If you've ever heard the term 'intermittent fasting' and your mind is immediately flooded with confusion, you're not alone. This concept has been floating around the wellness world for the past few years, but it begs a few questions for us regular folks: Is it simply just skipping breakfast? How many hours am I supposed to be eating (or not)? Does it matter if I eat fruits + veggies during that time or chips + Oreos?
While there seems to be a lot of excitement, and confusion, around this topic - recent research has proven that fasting regularly has a direct impact on our health and longevity. Tune in to a podcast with longevity researcher, Dr. Valter Longo -- you'll be fascinated with the impact it can have on your health if you do it right. (You may remember that I've written about Dr. Longo's Prolon FMD (fast-mimicking diet) several times in this newsletter. In fact, I'm gearing up to do another round next week! Dr. Longo donates his portion of the proceeds from Prolon sales back into his research.)
Some of the biggest takeaways?
1. We don't need to do it for too long: Longo recommends fasting for 12 hours and eating for 12 hours (this has the most beneficial impact on sleep and metabolic rate). Also, he mentions that shorter, more focused fasts a few times a year - like the Fast Mimicking Diet - is much more beneficial than long-term fasting.
2. The food you eat matters: Fasting alone isn't a magic pill; finding the foods that work best for your body is also really important. According to research, the pescatarian diet is best for most nutrient-packed humans today.
by Katerina (Katina) MountanosSeptember 10, 20210 Comments

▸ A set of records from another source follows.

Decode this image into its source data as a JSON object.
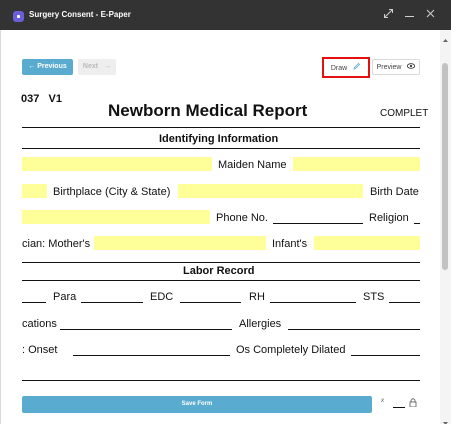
{
  "window": {
    "title": "Surgery Consent - E-Paper",
    "accent": "#6a5fd8"
  },
  "toolbar": {
    "previous_label": "Previous",
    "next_label": "Next",
    "draw_label": "Draw",
    "preview_label": "Preview",
    "highlight_color": "#e40f0f",
    "primary_color": "#5aabd0",
    "previous_icon": "arrow-left-icon",
    "next_icon": "arrow-right-icon",
    "draw_icon": "pencil-icon",
    "preview_icon": "eye-icon"
  },
  "document": {
    "code": "037",
    "version": "V1",
    "title": "Newborn Medical Report",
    "status_partial": "COMPLET",
    "field_color": "#ffff99",
    "sections": {
      "identifying": "Identifying Information",
      "labor": "Labor Record"
    },
    "labels": {
      "maiden_name": "Maiden Name",
      "birthplace": "Birthplace (City & State)",
      "birth_date": "Birth Date",
      "phone": "Phone No.",
      "religion": "Religion",
      "physician": "cian: Mother's",
      "infant": "Infant's",
      "para": "Para",
      "edc": "EDC",
      "rh": "RH",
      "sts": "STS",
      "complications": "cations",
      "allergies": "Allergies",
      "onset": ": Onset",
      "os_dilated": "Os Completely Dilated"
    }
  },
  "footer": {
    "save_label": "Save Form",
    "x_label": "x",
    "lock_icon": "lock-icon"
  }
}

A couple of weeks ago, a good friend of mine told me an amazing story: her newborn baby was suffering from cradle cap, a form of eczema on the scalp, and she was at a loss for what to do. Her pediatrician recommended rubbing some olive oil on his scalp - and so, she grabbed her Kosterina bottle. Just like that, it was healed.